Toronto – Ontario is strengthening the industry-driven governing body responsible for promoting and modernizing skilled trades in the province.
The province, in partnership with the Ontario College of Trades, has accepted the recommendations made by former Secretary of Cabinet Tony Dean, in his report, Supporting a Strong and Sustainable Ontario College of Trades. Ontario will bring forward proposed legislative changes in the spring legislative session and will work closely with the College of Trades to implement Dean’s recommendations.
Dean’s recommendations would help improve the College’s processes and clarify its mandate by:
– Supporting the existing Trade Boards to update and bring consistency to all trades’ scopes of practice
– Reviewing how trades are classified through establishment of an independent and evidence-based process that will use risk of harm as a key criterion
– Establishing clearer and more concise criteria on how journeyperson-to-apprentice ratios are determined

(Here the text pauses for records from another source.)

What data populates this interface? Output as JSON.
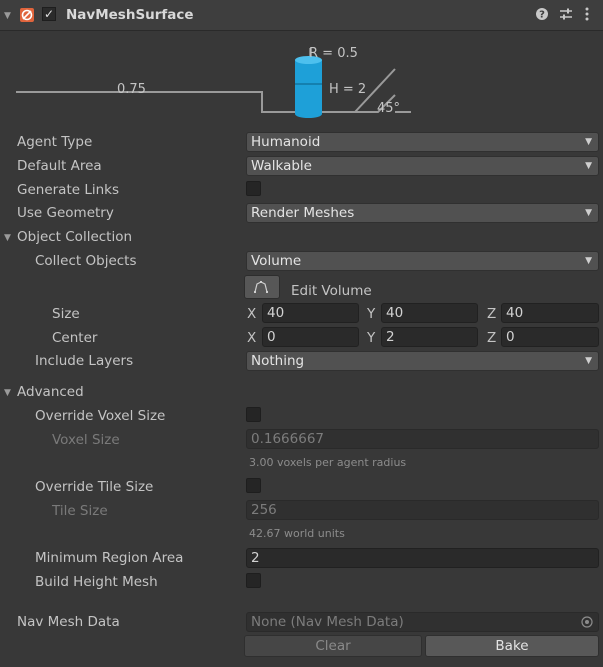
{
  "header": {
    "title": "NavMeshSurface"
  },
  "diagram": {
    "radius": "R = 0.5",
    "height": "H = 2",
    "step": "0.75",
    "slope": "45°"
  },
  "fields": {
    "agent_type": {
      "label": "Agent Type",
      "value": "Humanoid"
    },
    "default_area": {
      "label": "Default Area",
      "value": "Walkable"
    },
    "generate_links": {
      "label": "Generate Links"
    },
    "use_geometry": {
      "label": "Use Geometry",
      "value": "Render Meshes"
    },
    "object_collection": {
      "label": "Object Collection"
    },
    "collect_objects": {
      "label": "Collect Objects",
      "value": "Volume"
    },
    "edit_volume": {
      "label": "Edit Volume"
    },
    "size": {
      "label": "Size",
      "x": "40",
      "y": "40",
      "z": "40"
    },
    "center": {
      "label": "Center",
      "x": "0",
      "y": "2",
      "z": "0"
    },
    "include_layers": {
      "label": "Include Layers",
      "value": "Nothing"
    },
    "advanced": {
      "label": "Advanced"
    },
    "override_voxel": {
      "label": "Override Voxel Size"
    },
    "voxel_size": {
      "label": "Voxel Size",
      "value": "0.1666667",
      "help": "3.00 voxels per agent radius"
    },
    "override_tile": {
      "label": "Override Tile Size"
    },
    "tile_size": {
      "label": "Tile Size",
      "value": "256",
      "help": "42.67 world units"
    },
    "min_region": {
      "label": "Minimum Region Area",
      "value": "2"
    },
    "build_height": {
      "label": "Build Height Mesh"
    },
    "nav_mesh_data": {
      "label": "Nav Mesh Data",
      "value": "None (Nav Mesh Data)"
    }
  },
  "axes": {
    "x": "X",
    "y": "Y",
    "z": "Z"
  },
  "buttons": {
    "clear": "Clear",
    "bake": "Bake"
  },
  "colors": {
    "accent": "#1ea0d8",
    "background": "#383838"
  },
  "icons": [
    "foldout-arrow-icon",
    "navmesh-component-icon",
    "checkmark-icon",
    "help-icon",
    "presets-icon",
    "menu-kebab-icon",
    "edit-volume-icon",
    "object-picker-icon"
  ]
}
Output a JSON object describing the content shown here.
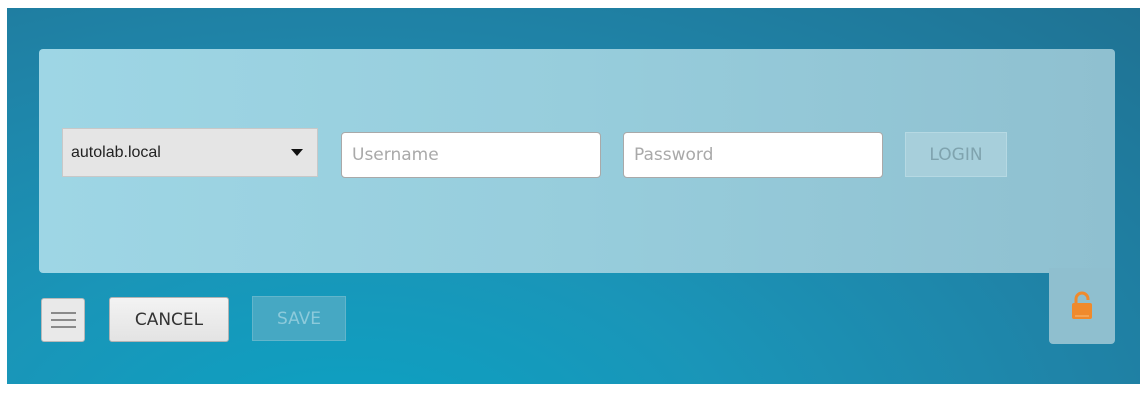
{
  "login_form": {
    "domain_select": {
      "selected": "autolab.local"
    },
    "username": {
      "placeholder": "Username",
      "value": ""
    },
    "password": {
      "placeholder": "Password",
      "value": ""
    },
    "login_label": "LOGIN"
  },
  "toolbar": {
    "menu_icon": "hamburger-menu-icon",
    "cancel_label": "CANCEL",
    "save_label": "SAVE"
  },
  "lock": {
    "icon": "unlocked-padlock-icon",
    "color": "#f08a2c"
  },
  "colors": {
    "background_accent": "#1a95b8",
    "panel": "#9ed6e5"
  }
}
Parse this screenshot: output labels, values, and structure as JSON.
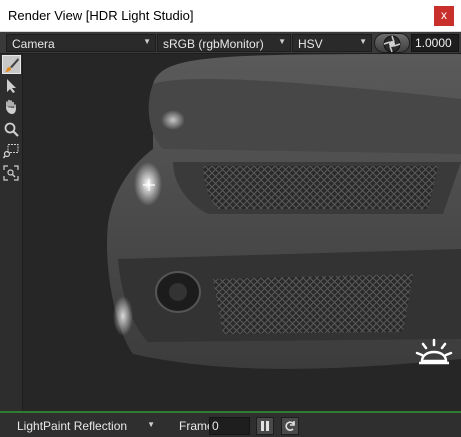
{
  "window": {
    "title": "Render View [HDR Light Studio]",
    "close_label": "x"
  },
  "toolbar": {
    "camera": {
      "selected": "Camera"
    },
    "color_space": {
      "selected": "sRGB (rgbMonitor)"
    },
    "color_model": {
      "selected": "HSV"
    },
    "exposure_icon": "aperture-icon",
    "exposure_value": "1.0000"
  },
  "sidebar": {
    "tools": [
      {
        "icon": "paint-brush-icon",
        "active": true
      },
      {
        "icon": "select-arrow-icon",
        "active": false
      },
      {
        "icon": "hand-icon",
        "active": false
      },
      {
        "icon": "zoom-icon",
        "active": false
      },
      {
        "icon": "zoom-region-icon",
        "active": false
      },
      {
        "icon": "zoom-fit-icon",
        "active": false
      }
    ]
  },
  "viewport": {
    "overlay_icon": "light-bulb-icon"
  },
  "bottombar": {
    "mode": {
      "selected": "LightPaint Reflection"
    },
    "frame_label": "Frame",
    "frame_value": "0",
    "pause_icon": "pause-icon",
    "refresh_icon": "refresh-icon"
  },
  "colors": {
    "accent_green": "#2e7d32",
    "close_red": "#c9302c"
  }
}
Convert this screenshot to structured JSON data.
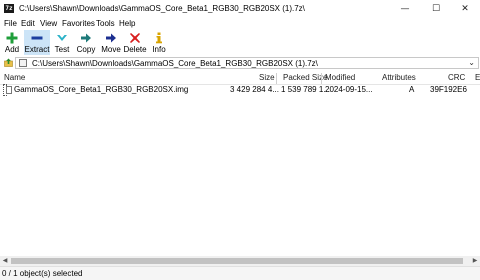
{
  "window": {
    "title": "C:\\Users\\Shawn\\Downloads\\GammaOS_Core_Beta1_RGB30_RGB20SX (1).7z\\",
    "app_icon_text": "7z",
    "minimize": "—",
    "maximize": "☐",
    "close": "✕"
  },
  "menu": [
    "File",
    "Edit",
    "View",
    "Favorites",
    "Tools",
    "Help"
  ],
  "toolbar": {
    "add": "Add",
    "extract": "Extract",
    "test": "Test",
    "copy": "Copy",
    "move": "Move",
    "delete": "Delete",
    "info": "Info",
    "colors": {
      "add": "#1f9e3a",
      "extract": "#1c3fa0",
      "test": "#2bb3c8",
      "copy": "#1f7a7a",
      "move": "#1c2f90",
      "delete": "#d81e1e",
      "info": "#d9a400"
    }
  },
  "address": {
    "path": "C:\\Users\\Shawn\\Downloads\\GammaOS_Core_Beta1_RGB30_RGB20SX (1).7z\\",
    "dropdown": "⌄"
  },
  "columns": {
    "name": "Name",
    "size": "Size",
    "packed": "Packed Size",
    "modified": "Modified",
    "attributes": "Attributes",
    "crc": "CRC",
    "extra": "E"
  },
  "rows": [
    {
      "name": "GammaOS_Core_Beta1_RGB30_RGB20SX.img",
      "size": "3 429 284 4...",
      "packed": "1 539 789 1...",
      "modified": "2024-09-15...",
      "attributes": "A",
      "crc": "39F192E6"
    }
  ],
  "scrollbar": {
    "left": "◀",
    "right": "▶"
  },
  "status": "0 / 1 object(s) selected"
}
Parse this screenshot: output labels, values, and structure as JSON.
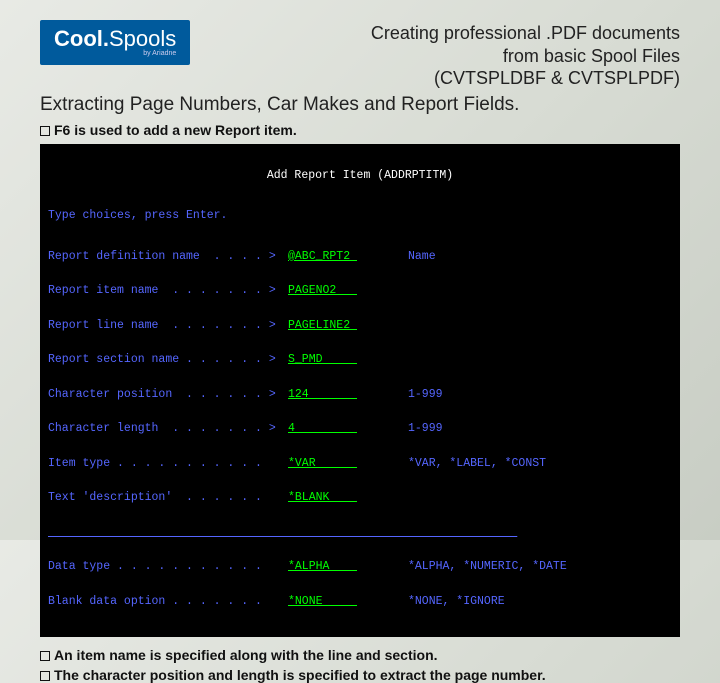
{
  "logo": {
    "part1": "Cool.",
    "part2": "Spools",
    "sub": "by Ariadne"
  },
  "title": {
    "line1": "Creating professional .PDF documents",
    "line2": "from basic Spool Files",
    "line3": "(CVTSPLDBF & CVTSPLPDF)"
  },
  "subtitle": "Extracting Page Numbers, Car Makes and Report Fields.",
  "bullets": {
    "top": "F6 is used to add a new Report item.",
    "b1": "An item name is specified along with the line and section.",
    "b2": "The character position and length is specified to extract the page number."
  },
  "terminal": {
    "title": "Add Report Item (ADDRPTITM)",
    "instr": "Type choices, press Enter.",
    "rows": [
      {
        "label": "Report definition name  . . . . >",
        "value": "@ABC_RPT2 ",
        "hint": "Name"
      },
      {
        "label": "Report item name  . . . . . . . >",
        "value": "PAGENO2   ",
        "hint": ""
      },
      {
        "label": "Report line name  . . . . . . . >",
        "value": "PAGELINE2 ",
        "hint": ""
      },
      {
        "label": "Report section name . . . . . . >",
        "value": "S_PMD     ",
        "hint": ""
      },
      {
        "label": "Character position  . . . . . . >",
        "value": "124       ",
        "hint": "1-999"
      },
      {
        "label": "Character length  . . . . . . . >",
        "value": "4         ",
        "hint": "1-999"
      },
      {
        "label": "Item type . . . . . . . . . . .  ",
        "value": "*VAR      ",
        "hint": "*VAR, *LABEL, *CONST"
      },
      {
        "label": "Text 'description'  . . . . . .  ",
        "value": "*BLANK    ",
        "hint": ""
      }
    ],
    "sep": "                                                                    ",
    "rows2": [
      {
        "label": "Data type . . . . . . . . . . .  ",
        "value": "*ALPHA    ",
        "hint": "*ALPHA, *NUMERIC, *DATE"
      },
      {
        "label": "Blank data option . . . . . . .  ",
        "value": "*NONE     ",
        "hint": "*NONE, *IGNORE"
      }
    ]
  }
}
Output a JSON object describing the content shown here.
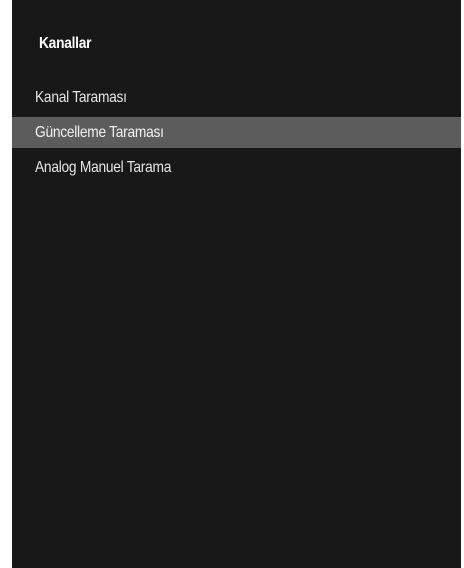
{
  "panel": {
    "title": "Kanallar",
    "items": [
      {
        "label": "Kanal Taraması",
        "selected": false
      },
      {
        "label": "Güncelleme Taraması",
        "selected": true
      },
      {
        "label": "Analog Manuel Tarama",
        "selected": false
      }
    ]
  },
  "colors": {
    "panel_background": "#181818",
    "selected_background": "#5c5c5c",
    "text": "#e6e6e6"
  }
}
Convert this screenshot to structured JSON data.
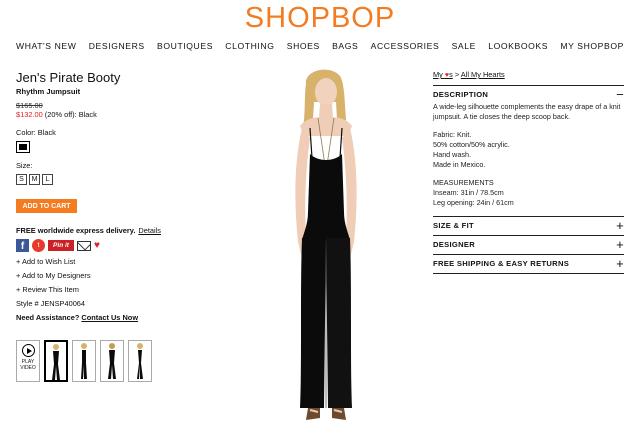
{
  "header": {
    "logo": "SHOPBOP",
    "nav": [
      "WHAT'S NEW",
      "DESIGNERS",
      "BOUTIQUES",
      "CLOTHING",
      "SHOES",
      "BAGS",
      "ACCESSORIES",
      "SALE",
      "LOOKBOOKS",
      "MY SHOPBOP"
    ]
  },
  "product": {
    "title": "Jen's Pirate Booty",
    "subtitle": "Rhythm Jumpsuit",
    "old_price": "$165.00",
    "sale_price": "$132.00",
    "discount_note": " (20% off): Black",
    "color_label": "Color: Black",
    "size_label": "Size:",
    "sizes": [
      "S",
      "M",
      "L"
    ],
    "add_to_cart": "ADD TO CART",
    "delivery": "FREE worldwide express delivery.",
    "details_link": "Details",
    "share": {
      "facebook": "f",
      "twitter": "t",
      "pinterest": "Pin it"
    },
    "wish_list": "+ Add to Wish List",
    "my_designers": "+ Add to My Designers",
    "review": "+ Review This Item",
    "style_no": "Style # JENSP40064",
    "assist": "Need Assistance?",
    "contact": "Contact Us Now",
    "play_video": "PLAY VIDEO",
    "dress_color": "#0b0b0b"
  },
  "panel": {
    "my_hearts_prefix": "My ",
    "my_hearts_suffix": "s",
    "separator": " > ",
    "all_hearts": "All My Hearts",
    "description_heading": "DESCRIPTION",
    "description_toggle": "−",
    "description_text": "A wide-leg silhouette complements the easy drape of a knit jumpsuit. A tie closes the deep scoop back.",
    "fabric_lines": [
      "Fabric: Knit.",
      "50% cotton/50% acrylic.",
      "Hand wash.",
      "Made in Mexico."
    ],
    "measure_lines": [
      "MEASUREMENTS",
      "Inseam: 31in / 78.5cm",
      "Leg opening: 24in / 61cm"
    ],
    "sections": [
      {
        "label": "SIZE & FIT",
        "toggle": "+"
      },
      {
        "label": "DESIGNER",
        "toggle": "+"
      },
      {
        "label": "FREE SHIPPING & EASY RETURNS",
        "toggle": "+"
      }
    ]
  }
}
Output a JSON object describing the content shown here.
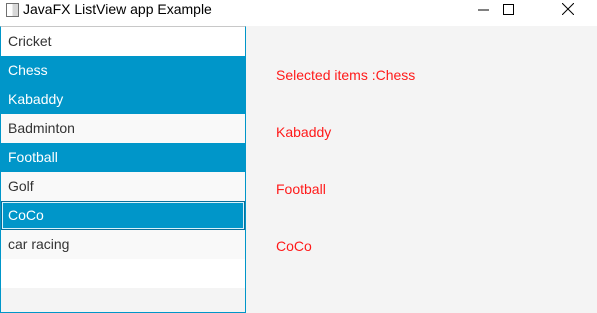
{
  "window": {
    "title": "JavaFX ListView app Example",
    "icons": {
      "app": "java-window-icon",
      "minimize": "minimize-icon",
      "maximize": "maximize-icon",
      "close": "close-icon"
    }
  },
  "list": {
    "items": [
      {
        "label": "Cricket",
        "selected": false
      },
      {
        "label": "Chess",
        "selected": true
      },
      {
        "label": "Kabaddy",
        "selected": true
      },
      {
        "label": "Badminton",
        "selected": false
      },
      {
        "label": "Football",
        "selected": true
      },
      {
        "label": "Golf",
        "selected": false
      },
      {
        "label": "CoCo",
        "selected": true,
        "focused": true
      },
      {
        "label": "car racing",
        "selected": false
      }
    ]
  },
  "output": {
    "lines": [
      "Selected items :Chess",
      "Kabaddy",
      "Football",
      "CoCo"
    ]
  },
  "colors": {
    "selection": "#0096c9",
    "output_text": "#ff1a1a"
  }
}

– Developing an enforcement and compliance committee and appeal process to resolve potential conflicts earlier, as well as ensure enforcement activities are consistently carried out with safety and the public interest in mind.
The report follows a year-long review that included consultations with several hundred tradespeople, employers and industry and trade boards representing more than 70 trades.
The Ontario College of Trades officially opened for membership on April 8, 2013 and provides members with benefits such as recognition as a skilled-trades professional, enforcement of trade regulations, and a mechanism to ensure public safety through a discipline and complaints process.
There are 237,000 active members in the Ontario College of Trades in more than 150 apprenticeable trades, including the industrial, construction, motive power and service sectors.
Ontario is investing more than $176 million to support apprenticeships in 2015-2016.